The second major work was Vivaldi's Gloria in D RV589, the more popular of the composer's two settings of the text, with the Introduzione al Gloria RV642 sung as a solo by Denise Leigh.

On TV it was quite impossible to judge the quality of her clear voice and well-schooled diction to which one must add her considerable experience in singing music from the baroque era.

And Leigh was admirably paired with the choir's outstanding soprano Shantini Cooray and alto Fran Lane.


Ham and High 22 April 2005

by David Sonin

NORTH LONDON CHORUS AND ORCHESTRA

Andrew Rees, tenor, and Paul Keohone, bass-baritone Murray Hipkin, conductor

artsdepot, North Finchley

PRINCE-Archbishop Colloredo, who wanted no operatic nonsense with settings of the mass, would clearly have also kicked the young Puccini down the stairs for his marvellous Messa di Gloria and the orchestral Preludio Sinfonico as being overwrought and theatrical.

Thankfully, Puccini did not live in Salzburg in Mozart's time and we can, therefore, appreciate this work as so much more than an apprentice piece - but as very much a foretaste of the great operatic composer's work to come.

It was ambitious as well as laudable for Hipkin to programme the work and precede it with Stravinsky's Symphony of Psalms and in so doing provide a rare treat for a capacity house at the debut of the NLC at artsdepot.

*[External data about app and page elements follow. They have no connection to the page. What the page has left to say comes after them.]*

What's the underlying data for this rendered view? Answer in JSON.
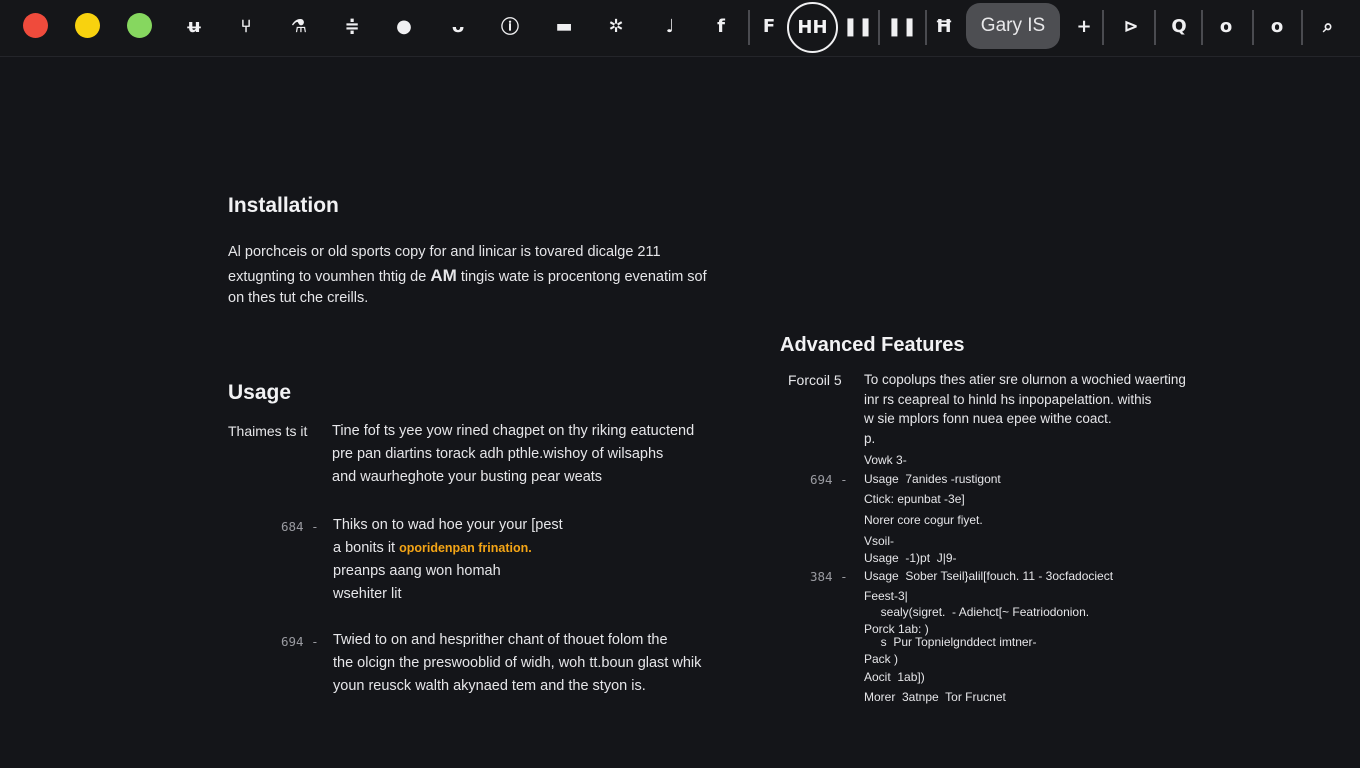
{
  "toolbar": {
    "traffic_lights": [
      {
        "name": "close",
        "color": "#ef4b3c"
      },
      {
        "name": "minimize",
        "color": "#f8d20f"
      },
      {
        "name": "maximize",
        "color": "#86d75f"
      }
    ],
    "icons": [
      {
        "name": "cup-icon",
        "glyph": "ʉ"
      },
      {
        "name": "fork-icon",
        "glyph": "⑂"
      },
      {
        "name": "flask-icon",
        "glyph": "⚗"
      },
      {
        "name": "strikethrough-icon",
        "glyph": "≑"
      },
      {
        "name": "user-icon",
        "glyph": "●"
      },
      {
        "name": "smile-icon",
        "glyph": "ᴗ"
      },
      {
        "name": "info-icon",
        "glyph": "ⓘ"
      },
      {
        "name": "gamepad-icon",
        "glyph": "▬"
      },
      {
        "name": "gear-icon",
        "glyph": "✲"
      },
      {
        "name": "note-icon",
        "glyph": "♩"
      },
      {
        "name": "font-bold-icon",
        "glyph": "f"
      },
      {
        "name": "font-icon",
        "glyph": "F"
      },
      {
        "name": "pause-icon",
        "glyph": "❚❚"
      },
      {
        "name": "pause-alt-icon",
        "glyph": "❚❚"
      },
      {
        "name": "page-icon",
        "glyph": "Ħ"
      },
      {
        "name": "plus-icon",
        "glyph": "+"
      },
      {
        "name": "play-icon",
        "glyph": "⊳"
      },
      {
        "name": "q-icon",
        "glyph": "Q"
      },
      {
        "name": "record-icon",
        "glyph": "o"
      },
      {
        "name": "record-alt-icon",
        "glyph": "o"
      },
      {
        "name": "search-icon",
        "glyph": "⌕"
      }
    ],
    "heading_button": "HH",
    "user_pill": "Gary  IS"
  },
  "installation": {
    "title": "Installation",
    "lines": [
      "Al porchceis or old sports copy for and linicar is tovared dicalge  211",
      [
        "extugnting to voumhen thtig de ",
        "AM",
        " tingis wate is procentong  evenatim sof"
      ],
      "on thes tut che creills."
    ]
  },
  "usage": {
    "title": "Usage",
    "label": "Thaimes ts it",
    "lines": [
      "Tine fof ts yee yow rined chagpet on thy riking eatuctend",
      "pre pan diartins torack adh pthle.wishoy of wilsaphs",
      "and waurheghote your busting pear weats"
    ],
    "items": [
      {
        "num": "684 -",
        "lines": [
          "Thiks on to wad hoe your your [pest",
          [
            "a bonits  it ",
            "oporidenpan frination."
          ],
          "preanps aang  won homah",
          "wsehiter  lit"
        ]
      },
      {
        "num": "694 -",
        "lines": [
          "Twied to on and hesprither chant of thouet folom the",
          "the olcign the preswooblid of widh, woh tt.boun glast whik",
          "youn reusck walth akynaed tem and the styon is."
        ]
      }
    ]
  },
  "advanced": {
    "title": "Advanced Features",
    "label": "Forcoil 5",
    "lines": [
      "To copolups thes atier sre olurnon a wochied waerting",
      "inr rs ceapreal to hinld hs inpopapelattion. withis",
      "w sie mplors fonn nuea epee withe coact.",
      "p."
    ],
    "list": [
      {
        "num": "",
        "text": "Vowk 3-"
      },
      {
        "num": "694 -",
        "text": "Usage  7anides -rustigont"
      },
      {
        "num": "",
        "text": "Ctick: epunbat -3e]"
      },
      {
        "num": "",
        "text": "Norer core cogur fiyet."
      },
      {
        "num": "",
        "text": "Vsoil-"
      },
      {
        "num": "",
        "text": "Usage  -1)pt  J|9-"
      },
      {
        "num": "384 -",
        "text": "Usage  Sober Tseil}alil[fouch. 11 - 3ocfadociect"
      },
      {
        "num": "",
        "text": "Feest-3|"
      },
      {
        "num": "",
        "text": "     sealy(sigret.  - Adiehct[~ Featriodonion."
      },
      {
        "num": "",
        "text": "Porck 1ab: )"
      },
      {
        "num": "",
        "text": "     s  Pur Topnielgnddect imtner-"
      },
      {
        "num": "",
        "text": "Pack )"
      },
      {
        "num": "",
        "text": "Aocit  1ab])"
      },
      {
        "num": "",
        "text": "Morer  3atnpe  Tor Frucnet"
      }
    ]
  }
}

For the opera lover, there is in the Agnus Dei, a very recognisable theme Puccini later used in Manon Lescaut.

However, this was not spot the tune, but a chance to relish - in the long Gloria, for example - some superb musical bravado in a style that one might usually associate with Rossini. As for his soloists. Hipkin chose a superb tenor in Andrew Rtes. who made out of the brief Gratias agimus a full-blown operatic aria. Not out of place or keeping however. And in the Agnus Dei in which Rees was joined bass-baritone Paul Keohone, the pair provided a memorable finish to a religious work in which spirit burns with a light and bright luminosity. Stravinsky's Symphony of Psalms is austere by comparison and, perhaps, more powerful in its expression of religious purpose.

Again, all credit to the NLC and the orchestra for a performance that heard the choir on top form. Had the artsdepot done its technical stuff, the performance, on acoustic grounds, might well have deserved an extra half star.